As Marmot (Status Syndrome) and Wilkinson (Mind The Gap; Spirit Level) have demonstrated, we have powerful evidence that among the rich countries, egalitarian societies such as Sweden have better health than inegalitarian ones such as the United States (and in the inegalitarian ones, the bottom does dramatically worse than the top). Our results are not in spite of our policies; they are the predictable consequences of them.
Over the last couple of decades, we have made many policy decisions with the explicit or less explicit goal of shifting income and wealth from the middle to the very top while squeezing the bottom. This has come in the form of straightforward changes such as the tax code replacing capital gains and estate taxes with higher payroll taxes, the strong dollar (and the consequent destruction of the U.S. manufacturing base), corporate governance rules that reallocated corporate income from ordinary employees to investors and top managers, the legal changes that destroyed the private sector unions, and the failure to provide ordinary government services routine in the rest of the advanced world. But this also includes those that are somewhat arcane but perhaps even more important promotion of asset bubbles (which shift income and wealth upwards to those already invested) and a Federal guarantee that high-flying gamblers will be allowed to keep their profits and have their losses covered by the taxpayers.
The goal–to use government power to shift income and wealth upward–has been achieved. Virtually all the economic growth of the last generation has gone to the very top while the middle has stagnated and the bottom quarter of the population has suffered reduced standards of living. The consequences of the policies set forth that has created this reality matter a great deal. Not only are we a more unfair society, but economic growth is slower, health is poorer (and health care more expensive), and virtually every other measure of social wellbeing is lower than it could be.

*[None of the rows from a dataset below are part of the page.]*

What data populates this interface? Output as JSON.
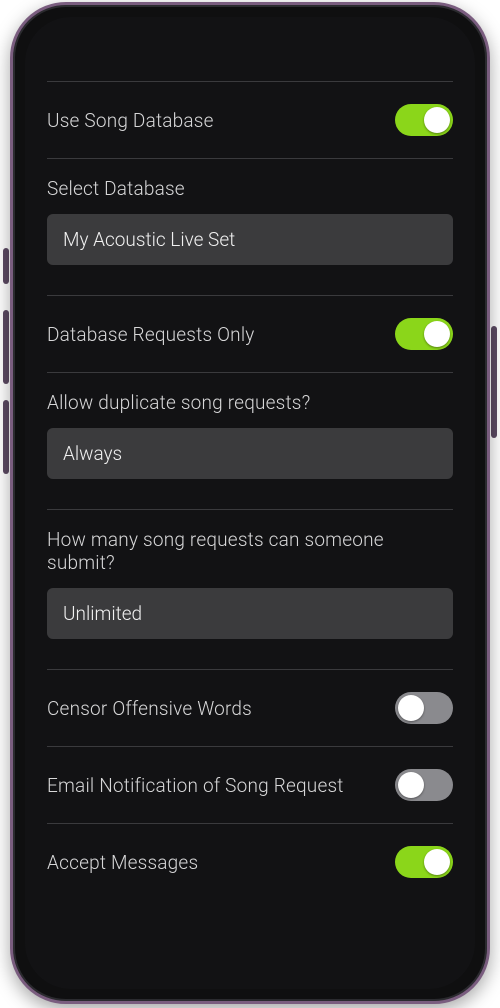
{
  "toggles": {
    "use_db": {
      "label": "Use Song Database",
      "on": true
    },
    "db_only": {
      "label": "Database Requests Only",
      "on": true
    },
    "censor": {
      "label": "Censor Offensive Words",
      "on": false
    },
    "email": {
      "label": "Email Notification of Song Request",
      "on": false
    },
    "accept": {
      "label": "Accept Messages",
      "on": true
    }
  },
  "select_database": {
    "label": "Select Database",
    "value": "My Acoustic Live Set"
  },
  "allow_duplicates": {
    "label": "Allow duplicate song requests?",
    "value": "Always"
  },
  "request_limit": {
    "label": "How many song requests can someone submit?",
    "value": "Unlimited"
  },
  "colors": {
    "accent": "#8bd61a"
  }
}
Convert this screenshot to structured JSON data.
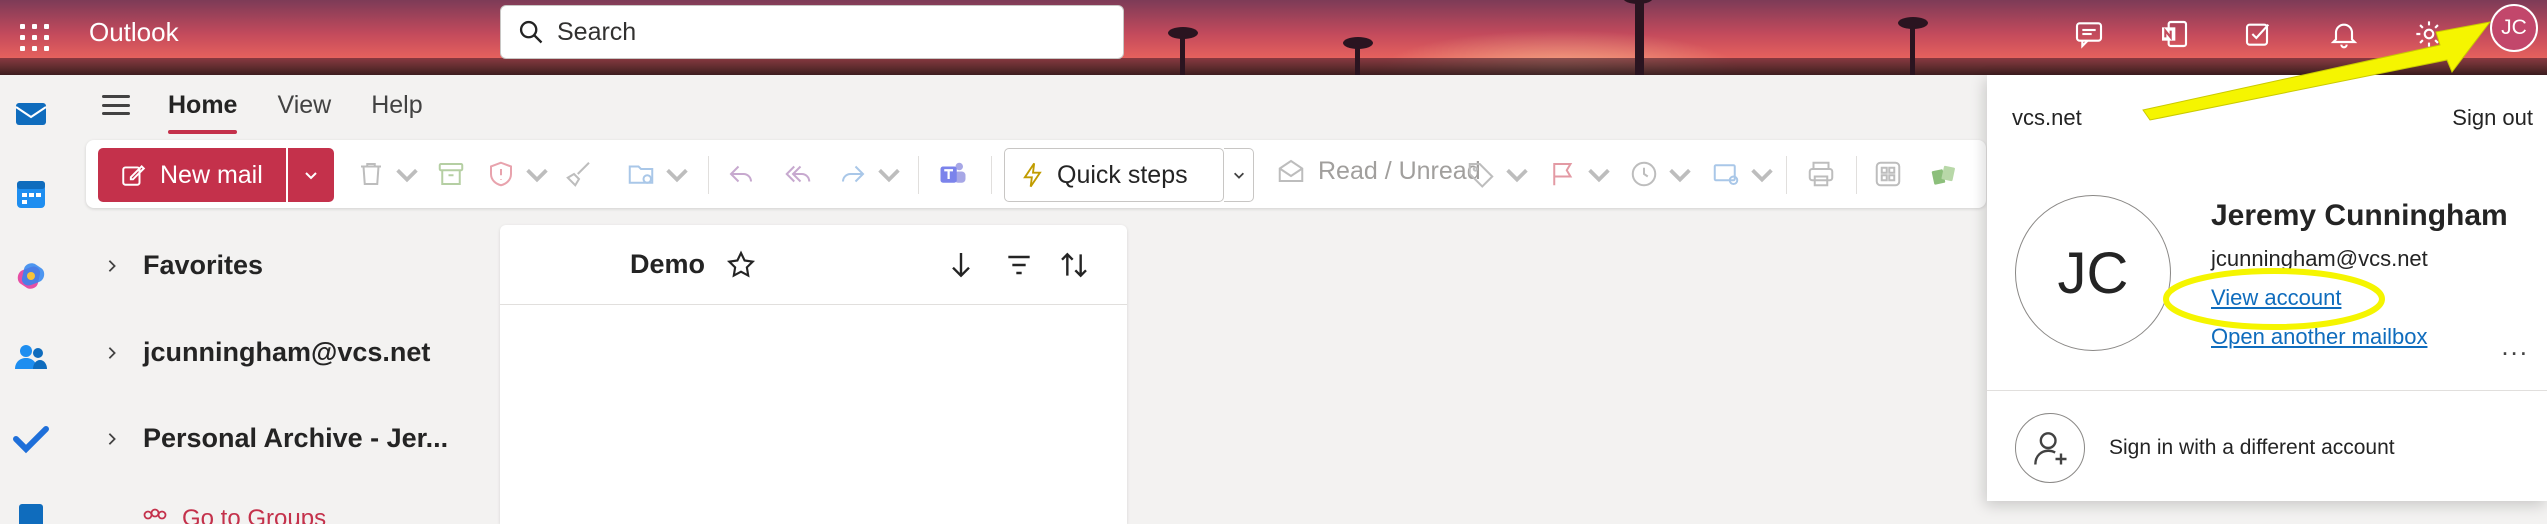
{
  "app": {
    "title": "Outlook"
  },
  "search": {
    "placeholder": "Search"
  },
  "header": {
    "avatar_initials": "JC",
    "icons": [
      "chat-icon",
      "onenote-icon",
      "tasks-icon",
      "bell-icon",
      "settings-icon"
    ]
  },
  "rail": {
    "icons": [
      "mail-app-icon",
      "calendar-app-icon",
      "copilot-app-icon",
      "people-app-icon",
      "todo-app-icon",
      "files-app-icon"
    ]
  },
  "ribbon": {
    "tabs": [
      "Home",
      "View",
      "Help"
    ],
    "new_mail": "New mail",
    "quick_steps": "Quick steps",
    "read_unread": "Read / Unread"
  },
  "folders": {
    "items": [
      "Favorites",
      "jcunningham@vcs.net",
      "Personal Archive - Jer..."
    ],
    "go_to_groups": "Go to Groups"
  },
  "message_list": {
    "title": "Demo"
  },
  "account_flyout": {
    "domain": "vcs.net",
    "sign_out": "Sign out",
    "initials": "JC",
    "name": "Jeremy Cunningham",
    "email": "jcunningham@vcs.net",
    "view_account": "View account",
    "open_another_mailbox": "Open another mailbox",
    "more": "...",
    "sign_in_different": "Sign in with a different account"
  },
  "colors": {
    "brand": "#c4314b",
    "link": "#0f6cbd",
    "highlight": "#f5f500"
  }
}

If life expectancy is our measure, than the United States is behind every one of our democratic peers and next to Cuba. Cuba! Policy matters. A great deal. If we can’t beat Cuba, we’ve been following the wrong policies.